You all have long imagined receiving your Golden Ticket in the mail: the “Congratulations!” letter from your Dream School, whether that be Yale, Tulane, Scripps, or University of Kansas. You envision yourselves proudly wearing a Dream School sweatshirt, and hanging out on the gorgeous campus reading dense philosophical essays with friendly fellow Dreamers. You have worked so hard, and now your hard work is about to pay off.
But reality is often much more complicated. 2011 is the most difficult year statistically to gain college admission, let alone a Golden Ticket from your first choice college. And even if you do gain admission, financial aid, both need- and merit-based, is tougher to snag than ever. Here are a few things to consider before making your Big Decision.
First of all, keep an open mind. Even though you may have your heart set on one institution, realize that you have many options. There are several schools that fit your aspirations, whether your focus is in athletics, small class sizes, diverse student organizations, or academic prestige. Just because a school is not in the Ivy League does not mean you will not have a meaningful and valuable college experience. When making my decision, I was worried that my education at Washington and Lee would not be as appreciated by my peers, family, and future employers because it was not as well known in the north, but since then I have come to realize the extent of W&L’s prestige and influence around the country, and I am proud to be a General. Plus, if worse comes to worse, you can always begin at one school and transfer to another after two years or reapply to your Dream School’s graduate program.
Secondly, do not take on more debt than you can handle. At an undergraduate level, it is not smart to take out tens of thousands of dollars in loans every year. If it is between going to your second choice (or even third, fourth, or fifth choice) school and leaving college with $150,000 in loans that you are expected to start paying off immediately, then try and make the more rational financial decision. Moreover, be careful to note which loans are subsidized and which are unsubsidized, because the building interest could amount to additional expenses. Even though I was accepted into my first choice school, Wellesley, I knew that it was a poor financial decision to turn down a full ride scholarship to W&L to go almost $100,000 into debt by the age of 22. Remember that you are just becoming an adult, and you do not want that financial pressure hanging over your head.

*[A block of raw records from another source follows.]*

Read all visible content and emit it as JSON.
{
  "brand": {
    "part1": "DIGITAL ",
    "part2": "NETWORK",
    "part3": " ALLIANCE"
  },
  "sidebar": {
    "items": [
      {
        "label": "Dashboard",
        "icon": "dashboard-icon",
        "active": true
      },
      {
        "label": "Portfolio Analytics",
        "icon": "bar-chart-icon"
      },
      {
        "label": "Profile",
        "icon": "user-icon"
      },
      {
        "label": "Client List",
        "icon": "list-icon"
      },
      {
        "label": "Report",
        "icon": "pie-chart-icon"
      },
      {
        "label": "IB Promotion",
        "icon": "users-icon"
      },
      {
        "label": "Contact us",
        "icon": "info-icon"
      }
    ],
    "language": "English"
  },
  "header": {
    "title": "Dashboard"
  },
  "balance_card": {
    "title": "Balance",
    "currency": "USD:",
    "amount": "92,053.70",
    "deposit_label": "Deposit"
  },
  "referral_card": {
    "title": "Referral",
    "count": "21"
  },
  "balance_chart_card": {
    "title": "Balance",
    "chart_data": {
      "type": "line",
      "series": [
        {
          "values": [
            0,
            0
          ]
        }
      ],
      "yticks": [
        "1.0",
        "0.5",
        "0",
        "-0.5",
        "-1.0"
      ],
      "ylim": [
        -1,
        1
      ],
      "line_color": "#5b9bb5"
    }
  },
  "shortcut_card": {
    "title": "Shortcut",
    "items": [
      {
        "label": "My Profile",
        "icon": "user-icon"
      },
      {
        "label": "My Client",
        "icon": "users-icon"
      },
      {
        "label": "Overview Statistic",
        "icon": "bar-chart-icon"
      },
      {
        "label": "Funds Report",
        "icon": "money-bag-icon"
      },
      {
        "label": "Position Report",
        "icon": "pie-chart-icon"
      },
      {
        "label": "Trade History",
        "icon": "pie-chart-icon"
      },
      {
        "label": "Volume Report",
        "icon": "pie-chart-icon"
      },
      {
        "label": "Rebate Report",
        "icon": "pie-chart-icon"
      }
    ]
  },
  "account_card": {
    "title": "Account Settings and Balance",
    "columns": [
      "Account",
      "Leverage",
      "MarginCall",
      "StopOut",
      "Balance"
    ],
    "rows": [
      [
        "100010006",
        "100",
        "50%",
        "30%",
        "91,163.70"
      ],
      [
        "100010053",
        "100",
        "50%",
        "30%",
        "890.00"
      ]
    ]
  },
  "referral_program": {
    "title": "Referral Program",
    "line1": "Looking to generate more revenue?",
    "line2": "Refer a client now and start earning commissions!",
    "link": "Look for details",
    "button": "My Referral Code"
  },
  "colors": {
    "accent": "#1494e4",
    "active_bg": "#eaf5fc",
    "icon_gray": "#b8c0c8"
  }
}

I hope that these tips cover both the mental and emotional aspect of deciding on which college to attend, and also the financial realities. Ultimately, the college experience will be WHAT YOU MAKE IT, not just the name of the school or the price of tuition. I know that wherever you go to school, you will do wonderfully! Good luck!